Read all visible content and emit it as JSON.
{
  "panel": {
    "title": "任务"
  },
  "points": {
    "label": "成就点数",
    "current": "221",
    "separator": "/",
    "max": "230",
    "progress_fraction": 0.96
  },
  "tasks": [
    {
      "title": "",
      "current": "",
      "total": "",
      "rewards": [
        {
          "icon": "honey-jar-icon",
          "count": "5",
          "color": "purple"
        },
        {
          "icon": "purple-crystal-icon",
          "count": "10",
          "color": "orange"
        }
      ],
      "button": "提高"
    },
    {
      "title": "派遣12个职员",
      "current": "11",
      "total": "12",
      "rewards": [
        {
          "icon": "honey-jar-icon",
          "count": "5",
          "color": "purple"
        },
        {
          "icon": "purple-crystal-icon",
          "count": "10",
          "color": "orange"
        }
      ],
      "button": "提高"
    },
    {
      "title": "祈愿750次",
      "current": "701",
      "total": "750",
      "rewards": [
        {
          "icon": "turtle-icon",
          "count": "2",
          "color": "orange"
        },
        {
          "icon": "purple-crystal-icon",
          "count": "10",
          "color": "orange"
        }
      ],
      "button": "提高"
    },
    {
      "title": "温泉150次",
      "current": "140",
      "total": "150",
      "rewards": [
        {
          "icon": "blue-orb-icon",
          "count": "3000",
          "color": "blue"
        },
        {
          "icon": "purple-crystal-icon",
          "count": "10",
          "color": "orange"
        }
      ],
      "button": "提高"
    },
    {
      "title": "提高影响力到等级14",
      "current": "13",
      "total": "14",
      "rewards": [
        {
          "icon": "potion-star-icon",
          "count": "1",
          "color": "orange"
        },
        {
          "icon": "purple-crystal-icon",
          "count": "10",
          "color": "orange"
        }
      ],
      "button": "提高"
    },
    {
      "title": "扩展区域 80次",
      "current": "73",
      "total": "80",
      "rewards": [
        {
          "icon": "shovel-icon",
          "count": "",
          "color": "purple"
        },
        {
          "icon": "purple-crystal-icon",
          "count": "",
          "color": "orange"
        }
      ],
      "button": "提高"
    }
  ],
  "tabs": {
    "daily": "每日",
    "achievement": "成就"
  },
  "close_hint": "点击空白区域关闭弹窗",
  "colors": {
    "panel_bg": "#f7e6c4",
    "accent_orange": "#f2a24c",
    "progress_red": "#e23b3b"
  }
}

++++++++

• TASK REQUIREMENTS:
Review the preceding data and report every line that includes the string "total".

• TASK SOLUTION:
      "total": "",
      "total": "12",
      "total": "750",
      "total": "150",
      "total": "14",
      "total": "80",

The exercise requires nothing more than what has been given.